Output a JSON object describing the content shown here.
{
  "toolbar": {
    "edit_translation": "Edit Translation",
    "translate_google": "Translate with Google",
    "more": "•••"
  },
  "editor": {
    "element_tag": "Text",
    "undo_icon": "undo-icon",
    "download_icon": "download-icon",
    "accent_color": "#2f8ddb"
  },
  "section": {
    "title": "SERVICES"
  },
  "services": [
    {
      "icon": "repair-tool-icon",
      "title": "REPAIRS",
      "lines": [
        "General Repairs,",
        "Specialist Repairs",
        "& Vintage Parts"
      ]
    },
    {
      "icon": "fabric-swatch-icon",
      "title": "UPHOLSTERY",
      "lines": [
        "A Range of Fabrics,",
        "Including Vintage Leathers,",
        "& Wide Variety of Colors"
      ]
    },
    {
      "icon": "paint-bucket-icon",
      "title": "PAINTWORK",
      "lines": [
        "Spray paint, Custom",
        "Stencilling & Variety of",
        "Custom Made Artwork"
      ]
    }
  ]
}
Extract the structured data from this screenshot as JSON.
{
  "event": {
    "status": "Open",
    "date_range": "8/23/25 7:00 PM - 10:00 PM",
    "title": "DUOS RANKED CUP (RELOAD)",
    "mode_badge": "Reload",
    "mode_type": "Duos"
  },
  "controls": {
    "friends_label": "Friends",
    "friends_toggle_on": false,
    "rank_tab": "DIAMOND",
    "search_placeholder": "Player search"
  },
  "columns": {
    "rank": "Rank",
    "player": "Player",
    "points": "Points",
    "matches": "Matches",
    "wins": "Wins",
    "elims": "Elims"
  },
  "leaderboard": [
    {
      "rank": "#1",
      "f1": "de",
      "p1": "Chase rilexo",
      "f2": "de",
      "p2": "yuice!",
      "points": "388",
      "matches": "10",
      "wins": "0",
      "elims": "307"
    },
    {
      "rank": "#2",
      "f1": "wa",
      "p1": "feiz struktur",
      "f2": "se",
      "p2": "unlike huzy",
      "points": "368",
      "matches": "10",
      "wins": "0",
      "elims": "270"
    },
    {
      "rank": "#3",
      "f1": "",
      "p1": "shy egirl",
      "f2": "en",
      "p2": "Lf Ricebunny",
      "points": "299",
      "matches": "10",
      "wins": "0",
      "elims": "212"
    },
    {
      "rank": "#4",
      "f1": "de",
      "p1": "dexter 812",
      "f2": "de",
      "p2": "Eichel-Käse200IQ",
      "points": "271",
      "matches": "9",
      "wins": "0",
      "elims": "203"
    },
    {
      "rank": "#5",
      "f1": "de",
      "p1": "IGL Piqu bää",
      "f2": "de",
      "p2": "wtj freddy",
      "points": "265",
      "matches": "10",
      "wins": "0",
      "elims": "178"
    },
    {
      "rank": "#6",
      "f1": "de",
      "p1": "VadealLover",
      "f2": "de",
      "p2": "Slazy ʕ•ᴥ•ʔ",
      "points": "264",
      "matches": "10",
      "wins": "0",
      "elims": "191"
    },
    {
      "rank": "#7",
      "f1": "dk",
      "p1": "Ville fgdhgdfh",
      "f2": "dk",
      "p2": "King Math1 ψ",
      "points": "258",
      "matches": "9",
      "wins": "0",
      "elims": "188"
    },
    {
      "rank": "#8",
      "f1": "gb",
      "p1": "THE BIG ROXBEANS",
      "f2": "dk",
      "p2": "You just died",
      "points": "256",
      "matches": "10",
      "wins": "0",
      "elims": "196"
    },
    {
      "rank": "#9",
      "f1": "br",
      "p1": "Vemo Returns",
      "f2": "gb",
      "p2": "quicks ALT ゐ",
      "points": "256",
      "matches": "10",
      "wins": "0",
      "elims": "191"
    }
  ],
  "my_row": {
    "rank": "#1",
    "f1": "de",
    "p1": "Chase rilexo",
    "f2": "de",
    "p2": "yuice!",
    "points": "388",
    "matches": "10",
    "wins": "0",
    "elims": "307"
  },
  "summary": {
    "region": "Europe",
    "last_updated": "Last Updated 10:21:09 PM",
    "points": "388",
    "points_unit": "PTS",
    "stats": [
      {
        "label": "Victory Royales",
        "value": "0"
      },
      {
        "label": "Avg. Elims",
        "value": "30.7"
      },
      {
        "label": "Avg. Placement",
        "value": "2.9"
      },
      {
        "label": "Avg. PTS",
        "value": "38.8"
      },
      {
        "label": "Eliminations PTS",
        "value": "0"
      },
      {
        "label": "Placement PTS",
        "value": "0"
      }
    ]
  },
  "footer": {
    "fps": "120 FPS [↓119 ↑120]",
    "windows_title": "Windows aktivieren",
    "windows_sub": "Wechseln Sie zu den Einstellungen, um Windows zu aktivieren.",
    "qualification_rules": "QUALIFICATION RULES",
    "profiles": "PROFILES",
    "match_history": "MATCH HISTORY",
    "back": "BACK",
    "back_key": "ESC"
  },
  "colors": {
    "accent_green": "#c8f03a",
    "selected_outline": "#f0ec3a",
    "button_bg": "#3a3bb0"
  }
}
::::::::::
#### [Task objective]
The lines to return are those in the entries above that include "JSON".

#### [Response to this task]
Output a JSON object describing the content shown here.
Extract the structured data from this screenshot as JSON.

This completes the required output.